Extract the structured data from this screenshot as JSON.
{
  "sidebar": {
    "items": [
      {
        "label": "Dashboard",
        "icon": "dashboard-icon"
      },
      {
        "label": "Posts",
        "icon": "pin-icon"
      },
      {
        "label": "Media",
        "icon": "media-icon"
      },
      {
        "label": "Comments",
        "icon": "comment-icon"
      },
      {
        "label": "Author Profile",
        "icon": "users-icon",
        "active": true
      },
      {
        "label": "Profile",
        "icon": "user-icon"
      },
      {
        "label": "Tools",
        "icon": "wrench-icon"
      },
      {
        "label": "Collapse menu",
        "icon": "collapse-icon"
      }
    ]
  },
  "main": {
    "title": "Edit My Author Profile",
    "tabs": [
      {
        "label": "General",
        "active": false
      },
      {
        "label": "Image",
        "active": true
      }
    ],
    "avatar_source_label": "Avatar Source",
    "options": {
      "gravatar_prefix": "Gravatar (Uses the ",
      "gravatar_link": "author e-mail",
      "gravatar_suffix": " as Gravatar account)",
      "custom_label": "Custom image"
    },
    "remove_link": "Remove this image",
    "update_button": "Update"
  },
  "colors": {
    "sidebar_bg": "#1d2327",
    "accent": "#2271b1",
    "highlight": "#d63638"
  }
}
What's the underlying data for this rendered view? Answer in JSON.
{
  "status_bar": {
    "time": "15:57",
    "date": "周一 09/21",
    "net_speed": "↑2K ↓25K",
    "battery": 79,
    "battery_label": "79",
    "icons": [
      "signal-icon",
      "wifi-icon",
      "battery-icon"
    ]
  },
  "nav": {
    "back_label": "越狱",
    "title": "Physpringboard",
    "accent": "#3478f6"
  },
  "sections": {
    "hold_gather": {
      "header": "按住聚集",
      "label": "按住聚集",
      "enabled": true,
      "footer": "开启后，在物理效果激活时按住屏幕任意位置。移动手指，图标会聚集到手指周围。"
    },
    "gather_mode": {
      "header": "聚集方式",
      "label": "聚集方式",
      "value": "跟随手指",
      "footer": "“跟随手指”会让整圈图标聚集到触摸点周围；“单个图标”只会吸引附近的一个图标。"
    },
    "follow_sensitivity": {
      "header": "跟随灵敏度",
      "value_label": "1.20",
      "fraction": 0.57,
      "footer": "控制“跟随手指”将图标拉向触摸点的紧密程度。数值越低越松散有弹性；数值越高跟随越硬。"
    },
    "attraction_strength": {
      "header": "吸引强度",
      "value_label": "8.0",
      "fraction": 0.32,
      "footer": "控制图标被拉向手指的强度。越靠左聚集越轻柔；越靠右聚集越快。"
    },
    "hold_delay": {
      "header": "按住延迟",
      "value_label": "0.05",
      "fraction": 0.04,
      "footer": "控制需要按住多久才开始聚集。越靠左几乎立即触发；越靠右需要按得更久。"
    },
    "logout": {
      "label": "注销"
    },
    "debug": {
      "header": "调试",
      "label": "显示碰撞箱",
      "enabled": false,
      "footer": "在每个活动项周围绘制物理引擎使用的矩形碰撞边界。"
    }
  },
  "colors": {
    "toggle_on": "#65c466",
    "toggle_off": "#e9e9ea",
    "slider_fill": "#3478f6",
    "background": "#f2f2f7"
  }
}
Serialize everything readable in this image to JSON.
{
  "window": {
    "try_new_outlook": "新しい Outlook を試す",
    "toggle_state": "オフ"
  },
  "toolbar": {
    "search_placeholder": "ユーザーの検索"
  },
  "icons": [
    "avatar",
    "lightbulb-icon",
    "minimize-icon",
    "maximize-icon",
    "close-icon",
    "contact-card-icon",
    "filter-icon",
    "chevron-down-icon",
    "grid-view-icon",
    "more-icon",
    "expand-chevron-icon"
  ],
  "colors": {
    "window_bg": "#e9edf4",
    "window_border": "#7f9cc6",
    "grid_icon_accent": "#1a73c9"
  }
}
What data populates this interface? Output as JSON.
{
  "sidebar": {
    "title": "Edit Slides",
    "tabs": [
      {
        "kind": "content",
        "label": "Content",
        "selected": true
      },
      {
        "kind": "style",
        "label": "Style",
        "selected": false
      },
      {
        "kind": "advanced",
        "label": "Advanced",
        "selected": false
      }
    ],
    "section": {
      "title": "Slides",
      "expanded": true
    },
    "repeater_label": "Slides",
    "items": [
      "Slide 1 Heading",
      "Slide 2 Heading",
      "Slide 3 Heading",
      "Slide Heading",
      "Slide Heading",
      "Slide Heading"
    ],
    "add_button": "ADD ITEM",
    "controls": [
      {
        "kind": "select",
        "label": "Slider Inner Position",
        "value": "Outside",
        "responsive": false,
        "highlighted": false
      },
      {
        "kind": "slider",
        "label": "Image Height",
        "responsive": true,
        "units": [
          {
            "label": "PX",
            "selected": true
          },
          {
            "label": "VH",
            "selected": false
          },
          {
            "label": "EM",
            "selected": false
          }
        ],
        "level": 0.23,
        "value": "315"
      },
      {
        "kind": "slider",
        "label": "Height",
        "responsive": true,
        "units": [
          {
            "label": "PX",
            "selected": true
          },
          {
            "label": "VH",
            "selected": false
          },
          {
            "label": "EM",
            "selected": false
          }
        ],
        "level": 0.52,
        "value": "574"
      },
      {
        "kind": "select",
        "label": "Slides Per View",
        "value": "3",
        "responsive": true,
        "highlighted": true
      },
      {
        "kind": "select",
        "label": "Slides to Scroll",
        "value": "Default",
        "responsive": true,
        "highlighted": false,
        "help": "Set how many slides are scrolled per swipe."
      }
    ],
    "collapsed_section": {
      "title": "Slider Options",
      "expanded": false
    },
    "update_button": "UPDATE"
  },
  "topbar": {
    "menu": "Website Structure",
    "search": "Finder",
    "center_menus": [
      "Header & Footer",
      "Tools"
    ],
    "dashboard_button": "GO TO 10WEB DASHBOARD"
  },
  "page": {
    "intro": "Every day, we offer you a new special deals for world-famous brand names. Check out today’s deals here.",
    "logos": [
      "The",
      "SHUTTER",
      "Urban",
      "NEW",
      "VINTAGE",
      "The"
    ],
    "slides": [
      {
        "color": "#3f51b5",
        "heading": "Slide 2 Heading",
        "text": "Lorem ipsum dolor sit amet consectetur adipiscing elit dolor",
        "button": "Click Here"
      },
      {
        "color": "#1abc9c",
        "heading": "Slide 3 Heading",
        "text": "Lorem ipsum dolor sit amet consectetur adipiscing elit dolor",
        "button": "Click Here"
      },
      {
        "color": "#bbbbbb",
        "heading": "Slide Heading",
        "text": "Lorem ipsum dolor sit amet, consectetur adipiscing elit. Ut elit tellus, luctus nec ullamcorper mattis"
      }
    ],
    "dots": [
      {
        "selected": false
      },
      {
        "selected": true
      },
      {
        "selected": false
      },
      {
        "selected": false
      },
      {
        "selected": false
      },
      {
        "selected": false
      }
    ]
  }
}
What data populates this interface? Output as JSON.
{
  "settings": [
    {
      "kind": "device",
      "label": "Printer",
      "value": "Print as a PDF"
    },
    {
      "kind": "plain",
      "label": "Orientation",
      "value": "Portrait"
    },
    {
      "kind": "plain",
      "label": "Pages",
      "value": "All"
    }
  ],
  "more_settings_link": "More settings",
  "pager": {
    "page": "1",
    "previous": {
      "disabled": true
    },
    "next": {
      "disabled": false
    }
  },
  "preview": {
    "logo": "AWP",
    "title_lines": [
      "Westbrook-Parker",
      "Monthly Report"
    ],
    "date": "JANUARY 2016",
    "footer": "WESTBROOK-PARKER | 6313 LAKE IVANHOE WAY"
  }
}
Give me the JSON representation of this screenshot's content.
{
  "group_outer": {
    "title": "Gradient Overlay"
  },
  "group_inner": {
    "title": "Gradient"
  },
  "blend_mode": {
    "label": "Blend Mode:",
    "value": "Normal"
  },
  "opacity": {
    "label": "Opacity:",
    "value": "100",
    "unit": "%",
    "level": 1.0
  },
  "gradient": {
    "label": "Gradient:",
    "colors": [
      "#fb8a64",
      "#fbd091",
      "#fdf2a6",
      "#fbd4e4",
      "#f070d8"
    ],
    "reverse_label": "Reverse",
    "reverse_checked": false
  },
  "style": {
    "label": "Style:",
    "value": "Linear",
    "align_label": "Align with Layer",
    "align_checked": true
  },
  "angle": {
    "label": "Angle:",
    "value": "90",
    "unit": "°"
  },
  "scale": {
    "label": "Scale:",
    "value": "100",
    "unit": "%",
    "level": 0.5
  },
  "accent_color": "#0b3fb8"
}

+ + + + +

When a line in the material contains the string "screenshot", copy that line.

◆ **Solution for this problem**:
Extract the structured data from this screenshot as JSON.
Give me the JSON representation of this screenshot's content.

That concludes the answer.